In the Year 1669, Captain William Curtis bequeathed a Rent-Charge of sixty Pounds a Year, for the Release of poor Prisoners, the Relief of aged People, the placing out of poor Children to Trades; and a weekly Distribution of Bread, for the Benefit of the Poor in the Hamlets of Poplar, Limehouse, Ratcliff, and Mile-end, for ever.

Here is an Alms-house for eight poor Widows, which was formerly called Colonel Blunt's Alms-house, but ever since it has been rebuilt by Captain Harman, it has been usually called by his Name.

In the Year 1676, our aforesaid Benefactor Mr. Tomlins gave 25l. to remain as a Fund, for buying of Coals for the Poor of this Hamlet in the Summer; that they might have them at the prime Cost in the Winter.

The elder Sir Henry Johnson, besides his Contribution towards the building of our Chapel, was pleased to beautify it with Painting soon after that it was finished. And at his Death bequeathed an Alms-house for six poor Shipwrights of this Hamlet, with a weekly Allowance of Bread to the Poor.

Mrs. Esther Hawes, besides Communion Plate, which she gave for the Use of our Chapel, erected also here a very convenient Alms-house, in the Year 1686, for six poor Widows; appointing one Pound ten Shillings a Year to be paid to each of them.

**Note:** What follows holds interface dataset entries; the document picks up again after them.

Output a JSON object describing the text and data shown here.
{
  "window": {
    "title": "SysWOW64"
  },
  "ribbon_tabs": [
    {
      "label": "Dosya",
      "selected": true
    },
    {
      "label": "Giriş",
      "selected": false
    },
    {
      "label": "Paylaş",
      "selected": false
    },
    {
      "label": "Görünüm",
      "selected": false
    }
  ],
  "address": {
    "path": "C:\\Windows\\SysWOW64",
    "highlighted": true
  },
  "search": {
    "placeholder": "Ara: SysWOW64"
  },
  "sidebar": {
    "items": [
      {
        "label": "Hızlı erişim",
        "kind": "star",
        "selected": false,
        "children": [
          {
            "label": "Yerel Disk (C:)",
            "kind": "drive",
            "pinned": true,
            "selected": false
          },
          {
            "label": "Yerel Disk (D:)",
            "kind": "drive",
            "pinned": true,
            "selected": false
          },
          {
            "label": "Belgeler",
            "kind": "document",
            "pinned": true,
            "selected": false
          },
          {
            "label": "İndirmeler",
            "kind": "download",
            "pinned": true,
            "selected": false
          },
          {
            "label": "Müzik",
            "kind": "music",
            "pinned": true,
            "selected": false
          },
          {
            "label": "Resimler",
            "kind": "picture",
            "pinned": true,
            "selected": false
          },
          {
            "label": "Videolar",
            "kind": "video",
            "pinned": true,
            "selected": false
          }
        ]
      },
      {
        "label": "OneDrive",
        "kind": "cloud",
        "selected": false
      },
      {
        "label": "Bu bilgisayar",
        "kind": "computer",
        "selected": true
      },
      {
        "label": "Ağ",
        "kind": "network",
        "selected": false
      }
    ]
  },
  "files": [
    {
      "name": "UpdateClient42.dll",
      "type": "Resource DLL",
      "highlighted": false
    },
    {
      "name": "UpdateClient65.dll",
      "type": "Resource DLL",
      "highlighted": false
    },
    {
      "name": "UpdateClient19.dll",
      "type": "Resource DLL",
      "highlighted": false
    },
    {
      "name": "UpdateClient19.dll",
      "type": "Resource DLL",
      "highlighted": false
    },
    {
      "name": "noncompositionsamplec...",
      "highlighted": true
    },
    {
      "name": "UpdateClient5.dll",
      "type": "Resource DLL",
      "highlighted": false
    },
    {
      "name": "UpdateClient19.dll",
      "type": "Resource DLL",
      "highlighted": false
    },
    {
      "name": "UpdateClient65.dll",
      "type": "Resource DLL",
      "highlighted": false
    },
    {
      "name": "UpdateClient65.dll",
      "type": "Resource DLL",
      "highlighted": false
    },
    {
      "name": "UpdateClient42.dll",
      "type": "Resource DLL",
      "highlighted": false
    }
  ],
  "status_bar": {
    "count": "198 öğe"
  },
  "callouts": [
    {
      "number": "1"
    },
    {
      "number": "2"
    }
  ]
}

These, Sir, are the Names of all our Benefactors, that I can find either in the Table that is hanged up in our Chapel, or by Enquiry among our Inhabitants. But for the Encouragement of more secret Charity, permit me to add; that I received the last Year one hundred Pounds from a bountiful Benefactor, whose Name I am not like to know, 'till the publick Reward of private Alms be given by the Judge of all; I was ordered to distribute it among the poor Widows and Orphans of such Seamen as had sustained Loss in the Service of the old East India Company, which I did accordingly distribute.

And as to this private Charity, which some unknown Persons belonging to the said Company have given, it may truly be said, that I and a Friend of mine have distributed within the Compass of a few Years, at the least eight hundred Pounds to the Widows and Orphans of Seamen that used those Voyages.

At Limehouse there is pretty Work-house set up lately by Charity for Children, to keep them to honest Labour.]

This Chapel of Poplar within the Parish of Stepney contains three Iles.

Chapel of Poplar.

On the East Window over the Communion Table are the Arms of Sir John Gaier, Kt. sometime Maior of the City of London, and Alderman Abdy: Who seemed to have been at the Charge of that Window, and (it is likely) Benefactors towards the building of the Chapel.

J. S.

There is likewise a painted Coat of Arms in the Glass of the East Window of the North Ile, inscribed,

William Dethike, dyed Aug. 22, 1655.

And in another Window in this Ile, the Dethiks Coat, with the following Inscription: